What Should I Do After an Accident in a Leased Car in Arkansas?
After a car wreck in Arkansas, you should focus on your safety and the safety of those around you rather than the vehicle damage. If you or any other drivers and passengers involved in the crash were injured, call 9-1-1 immediately. Get yourself to a safe location, accept medical care if you were hurt, and focus on getting better. If you are able to collect information at the scene of the crash, then you should get the names of everyone involved, write down the license plate numbers and descriptions of all cars involved, note where the crash took place, and note any other important details (lighting, weather, etc.).
You should consider speaking with our Farmington, AR car accident lawyer after any car accident. Insurance companies often try to minimize payments and might not be able to fully pay for your vehicle damage, let alone any injuries you might have suffered. In many cases, your injury lawyer can help you get compensation for the medical bills, lost wages, and pain and suffering you faced as well as damages for vehicle repairs.
Call Our Fayetteville Car Accident Injury Lawyer Today

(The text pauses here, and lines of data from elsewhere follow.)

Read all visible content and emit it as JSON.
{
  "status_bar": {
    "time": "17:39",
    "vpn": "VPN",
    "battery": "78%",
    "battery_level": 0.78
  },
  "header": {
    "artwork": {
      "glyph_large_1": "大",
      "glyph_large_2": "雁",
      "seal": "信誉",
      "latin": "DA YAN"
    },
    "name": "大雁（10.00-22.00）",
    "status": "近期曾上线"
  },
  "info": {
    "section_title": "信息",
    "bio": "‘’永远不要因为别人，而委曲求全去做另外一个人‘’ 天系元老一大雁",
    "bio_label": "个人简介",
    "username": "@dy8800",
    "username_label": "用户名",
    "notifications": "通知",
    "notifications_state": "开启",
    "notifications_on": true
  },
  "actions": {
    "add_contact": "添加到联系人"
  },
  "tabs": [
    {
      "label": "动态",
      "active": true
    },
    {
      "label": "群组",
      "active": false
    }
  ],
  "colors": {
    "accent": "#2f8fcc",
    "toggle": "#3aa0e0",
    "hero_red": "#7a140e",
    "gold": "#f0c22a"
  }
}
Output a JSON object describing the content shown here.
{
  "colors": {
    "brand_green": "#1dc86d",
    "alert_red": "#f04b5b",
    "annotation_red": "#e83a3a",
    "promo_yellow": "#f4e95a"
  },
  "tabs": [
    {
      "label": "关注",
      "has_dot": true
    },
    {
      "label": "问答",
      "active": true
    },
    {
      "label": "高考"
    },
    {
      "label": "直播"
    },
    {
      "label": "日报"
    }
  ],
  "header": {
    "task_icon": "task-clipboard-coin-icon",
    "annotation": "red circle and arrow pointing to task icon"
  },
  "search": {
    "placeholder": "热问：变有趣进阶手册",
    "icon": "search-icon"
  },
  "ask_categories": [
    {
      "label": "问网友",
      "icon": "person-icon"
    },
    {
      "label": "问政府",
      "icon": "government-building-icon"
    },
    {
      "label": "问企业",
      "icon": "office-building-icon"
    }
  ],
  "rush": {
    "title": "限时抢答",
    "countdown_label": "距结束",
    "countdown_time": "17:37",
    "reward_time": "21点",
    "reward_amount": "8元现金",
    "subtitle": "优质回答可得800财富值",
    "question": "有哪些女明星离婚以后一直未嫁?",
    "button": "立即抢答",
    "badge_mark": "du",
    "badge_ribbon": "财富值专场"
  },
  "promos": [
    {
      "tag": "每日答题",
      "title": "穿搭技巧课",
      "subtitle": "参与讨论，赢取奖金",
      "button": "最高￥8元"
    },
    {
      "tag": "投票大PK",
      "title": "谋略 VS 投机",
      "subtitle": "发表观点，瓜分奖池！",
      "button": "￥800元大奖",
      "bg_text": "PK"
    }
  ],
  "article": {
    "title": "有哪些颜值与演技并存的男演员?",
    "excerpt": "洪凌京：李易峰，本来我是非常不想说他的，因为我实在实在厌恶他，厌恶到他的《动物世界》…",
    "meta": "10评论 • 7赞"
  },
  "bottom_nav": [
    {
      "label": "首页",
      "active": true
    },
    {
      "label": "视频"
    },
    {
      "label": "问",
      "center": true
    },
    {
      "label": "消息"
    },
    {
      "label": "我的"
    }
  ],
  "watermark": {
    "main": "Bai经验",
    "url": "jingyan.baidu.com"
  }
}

If you were injured in an accident where you were driving a leased car, talk to a lawyer. Our Fayetteville car accident attorneys help fight for car accident victims, working to get them the compensation they need after a crash. While our focus is the physical injuries you faced, we also fight to get compensation to cover vehicle repairs and damage for the victim – who should never be forced to pay out of pocket for damages that someone else caused. For a free legal consultation with our Fayetteville, AR personal injury lawyer, call Ken Kieklak, Attorney at Law, today at (479) 316-0438.
Following an accident, victims may file an insurance claim to recover compensation. If your claim was wrongly denied, you may be able to sue an insurance company in Arkansas. If an insurance company denied your claim and you think it made the wrong decision, call our...
Social Security Disability Insurance benefits (SSDI) may be granted to a person who cannot work because of a disability. Although this income is not earned from a typical job or occupation, it might still be subject to garnishment. Creditors may seek a court order to...
Police reports are created in the normal course of investigations, especially after car accidents. These reports are important for building an injury case, but can they actually be introduced as evidence in your injury case? Usually, police reports are not admissible...
If you lost a loved one in a car accident, you and your family could be entitled to compensation. Whether or not the driver who caused the crash was charged with a crime for the death, you could be entitled to file civil lawsuits as well to help your family recover....